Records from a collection
Start of Block

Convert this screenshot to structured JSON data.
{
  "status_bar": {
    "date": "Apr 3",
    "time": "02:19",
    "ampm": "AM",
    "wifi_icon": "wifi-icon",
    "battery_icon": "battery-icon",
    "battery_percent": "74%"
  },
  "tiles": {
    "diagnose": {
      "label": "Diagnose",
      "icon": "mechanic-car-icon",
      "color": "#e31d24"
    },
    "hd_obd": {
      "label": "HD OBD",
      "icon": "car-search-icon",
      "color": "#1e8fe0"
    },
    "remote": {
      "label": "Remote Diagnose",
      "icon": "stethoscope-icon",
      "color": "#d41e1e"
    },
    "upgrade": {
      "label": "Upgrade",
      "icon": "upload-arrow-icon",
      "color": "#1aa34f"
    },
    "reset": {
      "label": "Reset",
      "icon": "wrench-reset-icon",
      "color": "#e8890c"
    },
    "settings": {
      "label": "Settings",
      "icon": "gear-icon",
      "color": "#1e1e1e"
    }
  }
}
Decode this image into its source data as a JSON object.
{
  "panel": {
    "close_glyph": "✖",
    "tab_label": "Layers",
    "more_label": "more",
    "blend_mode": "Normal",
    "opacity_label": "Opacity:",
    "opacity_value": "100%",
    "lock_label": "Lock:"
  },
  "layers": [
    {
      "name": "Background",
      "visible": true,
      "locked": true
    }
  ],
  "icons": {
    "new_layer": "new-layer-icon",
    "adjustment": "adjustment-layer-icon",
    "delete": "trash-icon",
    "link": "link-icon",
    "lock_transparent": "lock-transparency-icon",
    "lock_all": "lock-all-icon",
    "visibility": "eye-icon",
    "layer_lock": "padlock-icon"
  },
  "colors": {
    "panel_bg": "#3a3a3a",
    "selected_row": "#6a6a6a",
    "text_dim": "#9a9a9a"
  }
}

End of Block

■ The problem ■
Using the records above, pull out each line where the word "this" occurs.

■ Result ■
Convert this screenshot to structured JSON data.
Decode this image into its source data as a JSON object.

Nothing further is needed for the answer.